Switching gears to the investigation of intelligence leaks, which some have alleged likely have deep roots within the Obama administration, Grassley questioned the impartiality of the investigation to be conducted by two U.S. attorneys appointed by Holder. "Why did you assign political appointees as opposed to career prosecutors in this investigation?" he asked.

"Well, the people who have to lead these investigations have to be, I think, sufficiently high in the department to be able to command career people, to be able to interact with the investigative agencies," Holder said.

Sen. Jon Kyl (R-Ariz.) noted that the reporting in question cited "participants in situation room meetings," which should simplify the investigation. "That boils it down to a very small and very specific group of people, all of whom by definition work directly with the president," Kyl said.

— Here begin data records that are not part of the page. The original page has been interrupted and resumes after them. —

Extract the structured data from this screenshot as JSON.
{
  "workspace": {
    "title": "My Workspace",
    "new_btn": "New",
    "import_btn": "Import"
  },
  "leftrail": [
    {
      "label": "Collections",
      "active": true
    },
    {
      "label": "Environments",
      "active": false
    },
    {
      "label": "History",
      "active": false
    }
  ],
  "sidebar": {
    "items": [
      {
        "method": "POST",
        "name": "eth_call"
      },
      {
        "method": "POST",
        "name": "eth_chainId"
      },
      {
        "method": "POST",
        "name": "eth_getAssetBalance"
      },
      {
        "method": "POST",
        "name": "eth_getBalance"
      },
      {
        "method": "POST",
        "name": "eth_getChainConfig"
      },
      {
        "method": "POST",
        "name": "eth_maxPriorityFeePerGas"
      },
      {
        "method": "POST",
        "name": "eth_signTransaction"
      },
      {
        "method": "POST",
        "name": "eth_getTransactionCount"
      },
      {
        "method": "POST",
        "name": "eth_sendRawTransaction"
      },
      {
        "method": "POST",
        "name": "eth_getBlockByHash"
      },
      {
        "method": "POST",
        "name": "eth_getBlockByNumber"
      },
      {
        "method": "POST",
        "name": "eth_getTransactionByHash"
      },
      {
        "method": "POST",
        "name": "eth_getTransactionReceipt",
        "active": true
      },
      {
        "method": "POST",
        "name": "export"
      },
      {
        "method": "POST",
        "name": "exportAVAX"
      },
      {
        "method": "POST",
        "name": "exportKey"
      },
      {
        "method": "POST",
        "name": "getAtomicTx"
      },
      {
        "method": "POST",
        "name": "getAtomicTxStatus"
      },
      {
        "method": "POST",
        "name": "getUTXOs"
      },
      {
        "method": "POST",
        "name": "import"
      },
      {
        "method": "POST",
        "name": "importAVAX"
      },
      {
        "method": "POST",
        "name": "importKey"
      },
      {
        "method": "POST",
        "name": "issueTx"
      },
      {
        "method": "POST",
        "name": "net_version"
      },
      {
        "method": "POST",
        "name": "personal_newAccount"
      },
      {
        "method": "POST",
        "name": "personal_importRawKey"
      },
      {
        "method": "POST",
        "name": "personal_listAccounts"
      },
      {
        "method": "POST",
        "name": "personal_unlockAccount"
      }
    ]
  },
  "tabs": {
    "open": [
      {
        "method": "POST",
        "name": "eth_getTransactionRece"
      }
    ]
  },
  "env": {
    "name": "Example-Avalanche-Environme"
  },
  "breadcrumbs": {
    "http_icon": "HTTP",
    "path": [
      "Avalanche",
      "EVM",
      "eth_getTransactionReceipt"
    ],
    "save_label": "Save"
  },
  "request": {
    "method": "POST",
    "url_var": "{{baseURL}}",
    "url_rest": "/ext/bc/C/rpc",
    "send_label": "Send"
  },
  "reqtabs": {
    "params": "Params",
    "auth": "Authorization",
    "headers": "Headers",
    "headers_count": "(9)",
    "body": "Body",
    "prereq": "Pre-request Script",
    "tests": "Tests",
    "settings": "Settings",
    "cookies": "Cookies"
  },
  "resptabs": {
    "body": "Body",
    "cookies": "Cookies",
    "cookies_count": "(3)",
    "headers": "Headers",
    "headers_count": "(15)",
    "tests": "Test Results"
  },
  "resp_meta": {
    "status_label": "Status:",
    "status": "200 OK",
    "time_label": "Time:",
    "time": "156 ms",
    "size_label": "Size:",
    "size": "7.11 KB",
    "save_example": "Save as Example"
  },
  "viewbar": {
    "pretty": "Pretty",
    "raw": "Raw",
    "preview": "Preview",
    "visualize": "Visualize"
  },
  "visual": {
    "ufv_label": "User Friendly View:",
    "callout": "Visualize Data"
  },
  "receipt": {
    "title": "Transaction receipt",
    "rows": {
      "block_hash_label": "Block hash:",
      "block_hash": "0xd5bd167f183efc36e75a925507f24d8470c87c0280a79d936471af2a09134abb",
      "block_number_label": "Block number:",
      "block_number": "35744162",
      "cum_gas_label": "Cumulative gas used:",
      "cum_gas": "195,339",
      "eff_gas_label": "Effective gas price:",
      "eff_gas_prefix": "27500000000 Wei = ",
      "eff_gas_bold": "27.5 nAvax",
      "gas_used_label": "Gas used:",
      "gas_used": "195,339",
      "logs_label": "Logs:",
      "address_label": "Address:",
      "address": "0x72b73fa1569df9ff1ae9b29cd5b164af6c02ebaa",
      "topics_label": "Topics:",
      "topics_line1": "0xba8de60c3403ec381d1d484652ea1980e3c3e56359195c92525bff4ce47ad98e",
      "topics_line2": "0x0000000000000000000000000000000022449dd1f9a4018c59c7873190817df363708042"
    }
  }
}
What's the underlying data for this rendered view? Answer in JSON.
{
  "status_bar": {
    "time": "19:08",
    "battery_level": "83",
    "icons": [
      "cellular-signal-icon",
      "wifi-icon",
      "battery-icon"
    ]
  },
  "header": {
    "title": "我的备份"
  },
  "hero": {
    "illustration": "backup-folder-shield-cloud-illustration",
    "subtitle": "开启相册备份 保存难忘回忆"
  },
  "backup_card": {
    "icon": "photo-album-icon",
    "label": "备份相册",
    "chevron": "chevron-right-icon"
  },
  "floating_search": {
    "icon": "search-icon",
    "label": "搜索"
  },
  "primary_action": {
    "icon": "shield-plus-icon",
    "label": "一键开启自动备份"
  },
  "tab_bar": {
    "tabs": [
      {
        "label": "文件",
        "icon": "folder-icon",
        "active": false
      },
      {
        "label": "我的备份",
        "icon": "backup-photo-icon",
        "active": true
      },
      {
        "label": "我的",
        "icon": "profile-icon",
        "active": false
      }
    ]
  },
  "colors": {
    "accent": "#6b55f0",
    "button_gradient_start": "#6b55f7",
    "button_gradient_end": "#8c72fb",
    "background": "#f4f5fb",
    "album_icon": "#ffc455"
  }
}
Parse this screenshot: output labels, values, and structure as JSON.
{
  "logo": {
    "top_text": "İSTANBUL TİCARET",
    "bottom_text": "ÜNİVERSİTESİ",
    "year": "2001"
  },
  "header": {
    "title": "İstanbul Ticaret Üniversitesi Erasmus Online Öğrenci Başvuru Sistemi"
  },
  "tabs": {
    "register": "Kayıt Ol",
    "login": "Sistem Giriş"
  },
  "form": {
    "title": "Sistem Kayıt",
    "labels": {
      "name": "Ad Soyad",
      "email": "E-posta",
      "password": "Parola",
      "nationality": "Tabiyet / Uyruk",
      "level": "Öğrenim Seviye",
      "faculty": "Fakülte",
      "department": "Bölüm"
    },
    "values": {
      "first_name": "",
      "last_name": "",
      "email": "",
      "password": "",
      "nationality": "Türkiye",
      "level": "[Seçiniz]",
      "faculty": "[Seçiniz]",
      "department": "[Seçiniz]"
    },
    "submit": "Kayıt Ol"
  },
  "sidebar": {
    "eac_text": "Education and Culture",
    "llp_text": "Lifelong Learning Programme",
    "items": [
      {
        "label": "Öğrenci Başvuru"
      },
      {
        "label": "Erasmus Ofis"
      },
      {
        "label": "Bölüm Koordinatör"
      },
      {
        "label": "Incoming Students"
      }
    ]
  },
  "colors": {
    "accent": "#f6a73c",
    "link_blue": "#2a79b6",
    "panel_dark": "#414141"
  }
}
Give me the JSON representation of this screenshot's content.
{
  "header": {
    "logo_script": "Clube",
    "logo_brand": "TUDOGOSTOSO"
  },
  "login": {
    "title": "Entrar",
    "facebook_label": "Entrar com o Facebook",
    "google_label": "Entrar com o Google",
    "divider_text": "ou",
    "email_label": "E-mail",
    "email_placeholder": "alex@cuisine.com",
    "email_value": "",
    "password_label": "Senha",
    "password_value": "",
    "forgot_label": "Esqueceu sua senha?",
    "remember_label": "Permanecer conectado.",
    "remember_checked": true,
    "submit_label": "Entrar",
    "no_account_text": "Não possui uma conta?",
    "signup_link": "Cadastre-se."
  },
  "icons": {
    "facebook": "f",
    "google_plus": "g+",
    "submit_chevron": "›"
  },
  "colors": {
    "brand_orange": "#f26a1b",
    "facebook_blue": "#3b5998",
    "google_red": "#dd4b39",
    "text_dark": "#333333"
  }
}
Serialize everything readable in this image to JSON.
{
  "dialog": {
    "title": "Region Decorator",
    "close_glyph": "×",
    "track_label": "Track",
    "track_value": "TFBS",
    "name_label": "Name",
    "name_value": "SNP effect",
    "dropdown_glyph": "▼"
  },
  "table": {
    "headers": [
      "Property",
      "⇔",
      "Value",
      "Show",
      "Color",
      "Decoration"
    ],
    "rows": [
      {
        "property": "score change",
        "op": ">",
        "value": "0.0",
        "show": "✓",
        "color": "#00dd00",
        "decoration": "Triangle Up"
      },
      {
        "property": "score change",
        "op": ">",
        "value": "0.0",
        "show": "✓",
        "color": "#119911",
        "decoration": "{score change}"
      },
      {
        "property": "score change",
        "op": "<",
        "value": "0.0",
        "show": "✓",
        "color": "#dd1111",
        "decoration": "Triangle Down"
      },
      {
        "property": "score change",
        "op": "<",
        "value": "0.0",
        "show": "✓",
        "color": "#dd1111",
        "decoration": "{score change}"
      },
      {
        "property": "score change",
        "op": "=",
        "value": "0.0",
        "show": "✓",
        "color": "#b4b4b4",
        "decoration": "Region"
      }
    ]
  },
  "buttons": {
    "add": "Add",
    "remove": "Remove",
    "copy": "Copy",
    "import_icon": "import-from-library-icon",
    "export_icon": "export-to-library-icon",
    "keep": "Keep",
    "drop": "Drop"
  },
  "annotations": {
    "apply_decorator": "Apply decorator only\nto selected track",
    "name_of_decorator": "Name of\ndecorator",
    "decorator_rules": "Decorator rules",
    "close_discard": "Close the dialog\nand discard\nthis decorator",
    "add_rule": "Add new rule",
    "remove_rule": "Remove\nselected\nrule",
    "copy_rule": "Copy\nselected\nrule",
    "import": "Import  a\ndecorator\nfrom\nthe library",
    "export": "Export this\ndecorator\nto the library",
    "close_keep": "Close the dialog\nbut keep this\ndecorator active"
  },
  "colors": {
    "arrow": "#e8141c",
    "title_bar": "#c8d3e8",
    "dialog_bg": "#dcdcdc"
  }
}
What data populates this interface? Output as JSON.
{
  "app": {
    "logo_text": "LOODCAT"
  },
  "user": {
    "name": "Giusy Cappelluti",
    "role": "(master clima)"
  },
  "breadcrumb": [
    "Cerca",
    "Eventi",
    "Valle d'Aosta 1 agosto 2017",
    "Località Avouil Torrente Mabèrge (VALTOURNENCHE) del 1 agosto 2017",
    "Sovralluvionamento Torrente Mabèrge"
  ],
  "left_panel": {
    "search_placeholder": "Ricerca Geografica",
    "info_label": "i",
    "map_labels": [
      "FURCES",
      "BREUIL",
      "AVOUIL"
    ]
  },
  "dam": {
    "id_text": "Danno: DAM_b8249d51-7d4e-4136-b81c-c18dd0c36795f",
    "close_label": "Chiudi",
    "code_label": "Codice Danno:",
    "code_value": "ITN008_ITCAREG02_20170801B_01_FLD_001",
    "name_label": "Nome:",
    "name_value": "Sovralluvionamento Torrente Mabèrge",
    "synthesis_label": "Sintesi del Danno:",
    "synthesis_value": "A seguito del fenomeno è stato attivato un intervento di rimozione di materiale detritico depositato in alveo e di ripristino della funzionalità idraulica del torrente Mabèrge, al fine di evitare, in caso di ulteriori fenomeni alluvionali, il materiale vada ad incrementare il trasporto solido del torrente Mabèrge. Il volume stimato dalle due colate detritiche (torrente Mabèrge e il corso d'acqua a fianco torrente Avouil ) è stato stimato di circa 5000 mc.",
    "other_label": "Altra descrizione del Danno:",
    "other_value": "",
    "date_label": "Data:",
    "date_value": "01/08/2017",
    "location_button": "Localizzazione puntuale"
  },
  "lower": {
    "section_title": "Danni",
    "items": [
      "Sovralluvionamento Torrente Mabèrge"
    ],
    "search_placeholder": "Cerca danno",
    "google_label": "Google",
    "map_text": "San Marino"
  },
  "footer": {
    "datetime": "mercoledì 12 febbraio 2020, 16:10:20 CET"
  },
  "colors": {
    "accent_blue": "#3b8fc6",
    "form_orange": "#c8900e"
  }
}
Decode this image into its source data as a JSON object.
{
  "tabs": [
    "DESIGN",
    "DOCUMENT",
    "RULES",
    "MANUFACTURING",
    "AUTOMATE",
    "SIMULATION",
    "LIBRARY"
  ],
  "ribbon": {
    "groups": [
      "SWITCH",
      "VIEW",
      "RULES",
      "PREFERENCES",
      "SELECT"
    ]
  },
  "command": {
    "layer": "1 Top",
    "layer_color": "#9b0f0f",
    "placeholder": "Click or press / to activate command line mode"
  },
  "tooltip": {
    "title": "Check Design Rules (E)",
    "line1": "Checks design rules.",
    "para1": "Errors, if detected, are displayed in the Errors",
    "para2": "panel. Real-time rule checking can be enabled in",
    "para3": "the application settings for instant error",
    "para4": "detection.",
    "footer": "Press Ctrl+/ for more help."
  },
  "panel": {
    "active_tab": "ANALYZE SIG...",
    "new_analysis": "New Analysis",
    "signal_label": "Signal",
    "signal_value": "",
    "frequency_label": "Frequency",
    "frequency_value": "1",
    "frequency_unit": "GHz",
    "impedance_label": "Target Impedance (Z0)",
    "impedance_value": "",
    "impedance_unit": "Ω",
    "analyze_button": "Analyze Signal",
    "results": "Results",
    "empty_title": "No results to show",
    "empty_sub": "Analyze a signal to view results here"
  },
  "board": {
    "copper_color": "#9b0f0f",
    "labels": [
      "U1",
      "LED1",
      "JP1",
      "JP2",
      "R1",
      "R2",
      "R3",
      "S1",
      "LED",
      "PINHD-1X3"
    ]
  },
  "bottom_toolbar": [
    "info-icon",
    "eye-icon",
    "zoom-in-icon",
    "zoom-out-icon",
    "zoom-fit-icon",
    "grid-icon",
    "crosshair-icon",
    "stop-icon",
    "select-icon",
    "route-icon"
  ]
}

"We have tried more leak cases -- brought more leak cases -- more leak cases during the course of this administration than any other administration," Holder said. "I was getting hammered by the left for that only two weeks ago, and now I'm getting hammered by the right for potentially not going after leaks."

He told Kyl that the two U.S. attorneys have the "moxie" to investigate the leaks.

Sen. Lindsey Graham (R-S.C.) asked Holder how serious he would rate the leaks on a scale of one to 10.

"I think they are extremely serious," the attorney general said.

"Would it be 10, nine, eight, seven?" Graham pressed.